This next one is a surprise. I had always assumed we would do most of our work in the morning and retreat during the afternoon. Didn’t work that way. In Alabama in the summer, the sun is usually direct and forceful in the morning, because the skies are clear. It may be hotter in the afternoon, but it’s also more cloudy. We quickly learned that the heat we felt the most was not the ambient air temperature but the radiant heat of the direct sun. Because we got more of a break from that radiant heat during the cloudy afternoon, we were able to work more comfortably in the afternoon than in the morning. And in the afternoon, of course, every now and then we got one of those wonderful afternoon thundershowers that would plunge the temperature by 15 degrees or more within a few minutes.
Confession Time. We began this first summer at Longleaf Breeze with the intention to leave the air conditioner turned off all summer. We failed. Not only did we turn on the air conditioner occasionally for company; we also turned it on for several days when it was just the two of us. I am unashamed, however, and not even particularly troubled.
The air conditioner stayed off every night and most of the day. The only time we used it other than for company was during that brutal stretch of 10 days or so, for about an hour and a half in the middle of the day when we came inside for lunch and my nap. Each day during the hottest stretch, I showered before lunch (yes, during that time I had a two-shower-a-day habit), and we turned on the air conditioner and the dehumidifier. It ran while we ate our lunch and during my 30-minute nap, and I turned it off when I woke up. When we came in at the end of the day for supper, we threw open the windows and doors again and let the natural ventilation (and that wonderful ceiling fan) keep us cool for the rest of the night.
Our little window air conditioner draws about 700 watts when in full cooling mode, and the dehumidifier pulls 500 or so. So our indulgence cost us 1200 watts x 1.5 hours x 10 days = 18,000 watt-hours or 18 KwH, at a marginal cost of less than $2.00 at current rates. I fully expect the cost of electricity to soar and for the grid to become less reliable in the years to come, so there may be days in our future when the cost of our extravagance will triple or quadruple. But an extra $8 won’t break the bank. Yes, there may also be days in the future when we can’t run the air conditioner and the dehumidifier because the grid is down. When that happens, we’ll deal with it.
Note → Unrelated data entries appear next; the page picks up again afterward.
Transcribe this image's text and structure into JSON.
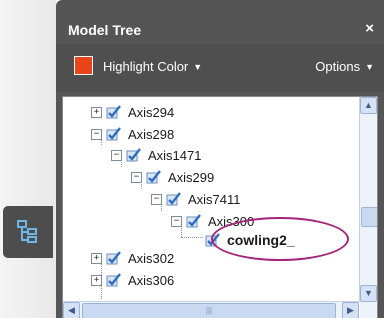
{
  "panel": {
    "title": "Model Tree",
    "close_label": "×"
  },
  "toolbar": {
    "highlight_color_label": "Highlight Color",
    "highlight_color": "#e8451b",
    "options_label": "Options",
    "caret": "▼"
  },
  "tree": {
    "nodes": [
      {
        "label": "Axis294",
        "expander": "+",
        "checked": true
      },
      {
        "label": "Axis298",
        "expander": "−",
        "checked": true
      },
      {
        "label": "Axis1471",
        "expander": "−",
        "checked": true
      },
      {
        "label": "Axis299",
        "expander": "−",
        "checked": true
      },
      {
        "label": "Axis7411",
        "expander": "−",
        "checked": true
      },
      {
        "label": "Axis300",
        "expander": "−",
        "checked": true
      },
      {
        "label": "cowling2_",
        "expander": "",
        "checked": true
      },
      {
        "label": "Axis302",
        "expander": "+",
        "checked": true
      },
      {
        "label": "Axis306",
        "expander": "+",
        "checked": true
      }
    ]
  },
  "scroll": {
    "up": "▲",
    "down": "▼",
    "left": "◀",
    "right": "▶",
    "grip": "|||"
  },
  "side_tab": {
    "icon": "model-tree-icon"
  }
}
Additional Steps We Can Take. We haven’t yet varied our diet. I read now and then that a diet high in meat drives up body heat as our digestive systems work to break down the fat and protein and that a plant-based diet makes it easier for a person to feel comfortable in hot temperatures. We’ve always eaten a mostly plant-based diet, but we could eat even less meat without feeling deprived. We may find ourselves doing this naturally as more of our food comes from what we grow, but it’s also possible that we will eat less meat as a conscious strategy for staying comfortable in hot weather.
How This is Informing the Design of the Lodge. With the benefit of a full winter and a full summer in the pole barn, we know that the apartment handles winter like a champ and needs a little help to get through the summer. So even as we copy wholesale in the lodge what has worked well here in the barn, we will do a little tinkering. We will enhance the elements of the lodge that help it stay comfortable in hot weather and de-emphasize slightly the elements that help it stay comfortable in cold weather. I’ll get into this more as our plans take shape, but right now our intention is to increase the roof overhang by 4 inches or so on the south side, to increase the stack windows and ceiling fans, and to place windows on the north wall.